At 8 pm on 8 November 2016, as Prime Minister Narendra Modi took to a live broadcast on Doordarshan to make the historic announcement that the government was demonetising notes of Rs 500 and Rs 1,000, emphasising his commitment to ridding India of the “evils of corruption” and black money, at least five central agencies or commissions in Delhi were sitting on a tranche of documents that allegedly indicated that Modi had accepted bribes in excess of Rs 55 crore, or eight million dollars. It is unclear from the documents, whether there were 13 separate transactions that involved Modi and came to a total of Rs 55.2 crore or nine transactions totalling Rs 40.1 crore. In the documents, there appears to be a repetition of four specific transactions, which took place between 30 October 2013 and 29 November 2013 and have been accounted for under two separate headings.
The documents, which have been doing the rounds in Delhi for the last few months, suggest that during his tenure as chief minister of Gujarat, Modi—along with a number of important politicians—was paid large amounts of cash by individuals associated with Subrata Roy, the founder-chairman of the Sahara India Group.
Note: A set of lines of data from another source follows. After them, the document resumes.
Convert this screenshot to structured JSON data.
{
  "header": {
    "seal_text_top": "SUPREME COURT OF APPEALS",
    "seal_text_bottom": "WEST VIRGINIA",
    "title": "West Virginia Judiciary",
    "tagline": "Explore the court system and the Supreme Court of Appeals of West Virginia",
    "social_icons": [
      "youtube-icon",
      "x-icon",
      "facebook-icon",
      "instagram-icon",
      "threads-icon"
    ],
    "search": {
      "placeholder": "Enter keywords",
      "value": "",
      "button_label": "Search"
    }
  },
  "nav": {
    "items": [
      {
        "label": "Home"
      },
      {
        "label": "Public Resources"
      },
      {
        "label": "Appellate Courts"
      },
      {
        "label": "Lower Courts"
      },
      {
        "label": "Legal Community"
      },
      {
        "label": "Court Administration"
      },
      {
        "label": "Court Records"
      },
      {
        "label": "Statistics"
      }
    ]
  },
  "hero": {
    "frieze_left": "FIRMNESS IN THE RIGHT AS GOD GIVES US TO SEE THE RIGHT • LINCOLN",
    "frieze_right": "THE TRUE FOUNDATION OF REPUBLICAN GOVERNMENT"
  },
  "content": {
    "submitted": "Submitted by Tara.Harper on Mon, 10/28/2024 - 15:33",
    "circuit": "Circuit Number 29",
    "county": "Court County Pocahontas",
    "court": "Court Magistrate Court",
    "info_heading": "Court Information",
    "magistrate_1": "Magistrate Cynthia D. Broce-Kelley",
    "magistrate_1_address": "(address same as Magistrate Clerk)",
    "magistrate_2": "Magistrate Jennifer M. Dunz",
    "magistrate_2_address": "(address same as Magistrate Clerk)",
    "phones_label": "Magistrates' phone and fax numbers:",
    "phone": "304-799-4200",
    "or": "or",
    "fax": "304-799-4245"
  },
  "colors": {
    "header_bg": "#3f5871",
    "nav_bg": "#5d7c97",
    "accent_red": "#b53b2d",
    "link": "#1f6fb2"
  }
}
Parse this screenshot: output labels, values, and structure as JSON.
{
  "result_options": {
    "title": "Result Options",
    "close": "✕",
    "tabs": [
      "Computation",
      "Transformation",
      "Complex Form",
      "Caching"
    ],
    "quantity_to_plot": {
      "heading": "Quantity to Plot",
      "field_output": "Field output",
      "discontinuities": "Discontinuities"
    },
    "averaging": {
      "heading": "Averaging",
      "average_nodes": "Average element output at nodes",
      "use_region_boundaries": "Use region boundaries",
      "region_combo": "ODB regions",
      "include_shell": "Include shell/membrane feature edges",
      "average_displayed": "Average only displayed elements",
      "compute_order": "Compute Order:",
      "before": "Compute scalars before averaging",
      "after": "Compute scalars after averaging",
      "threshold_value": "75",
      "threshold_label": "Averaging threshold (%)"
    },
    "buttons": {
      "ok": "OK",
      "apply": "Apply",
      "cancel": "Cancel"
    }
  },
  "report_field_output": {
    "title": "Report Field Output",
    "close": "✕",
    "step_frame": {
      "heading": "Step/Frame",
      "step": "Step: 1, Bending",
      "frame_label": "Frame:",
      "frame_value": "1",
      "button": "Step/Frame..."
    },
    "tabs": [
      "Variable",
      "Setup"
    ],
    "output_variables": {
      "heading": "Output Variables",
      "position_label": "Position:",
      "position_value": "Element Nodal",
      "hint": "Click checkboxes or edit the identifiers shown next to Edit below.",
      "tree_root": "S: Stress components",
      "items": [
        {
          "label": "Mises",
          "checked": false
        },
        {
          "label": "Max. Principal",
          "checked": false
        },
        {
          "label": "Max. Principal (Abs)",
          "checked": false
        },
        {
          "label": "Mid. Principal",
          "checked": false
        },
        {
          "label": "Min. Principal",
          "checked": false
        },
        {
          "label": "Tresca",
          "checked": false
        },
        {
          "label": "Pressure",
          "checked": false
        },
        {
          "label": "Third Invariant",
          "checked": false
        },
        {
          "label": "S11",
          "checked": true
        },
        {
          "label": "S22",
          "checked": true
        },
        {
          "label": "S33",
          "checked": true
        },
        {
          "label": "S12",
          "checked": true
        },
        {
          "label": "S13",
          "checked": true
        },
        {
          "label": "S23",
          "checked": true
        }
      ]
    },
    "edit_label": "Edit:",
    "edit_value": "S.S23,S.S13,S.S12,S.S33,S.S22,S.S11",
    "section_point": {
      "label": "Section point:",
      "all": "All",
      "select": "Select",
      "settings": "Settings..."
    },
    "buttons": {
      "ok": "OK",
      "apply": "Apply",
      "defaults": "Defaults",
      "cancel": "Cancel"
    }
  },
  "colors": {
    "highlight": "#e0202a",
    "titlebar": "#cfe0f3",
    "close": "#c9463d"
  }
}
These documents also suggest that the recipients of such favours included, among others: Shivraj Singh Chouhan, the chief minister of Madhya Pradesh; Raman Singh, the chief minister of Chhattisgarh; Shaina NC, the treasurer for the Bharatiya Janata party in Maharashtra and; Sheila Dikshit, the former chief minister of Delhi.
On 17 November, The Caravan and The Economic and Political Weekly (EPW) e-mailed and wrote letters to Modi, Chouhan, Singh, Shaina NC and Dikshit, seeking their responses to the information contained in the documents—which the income tax department seized during a raid it conducted on various premises of the Sahara India Group in the national capital region on 22 November 2014. At the time of publication, no responses had been received. These responses will be published as and when they come in.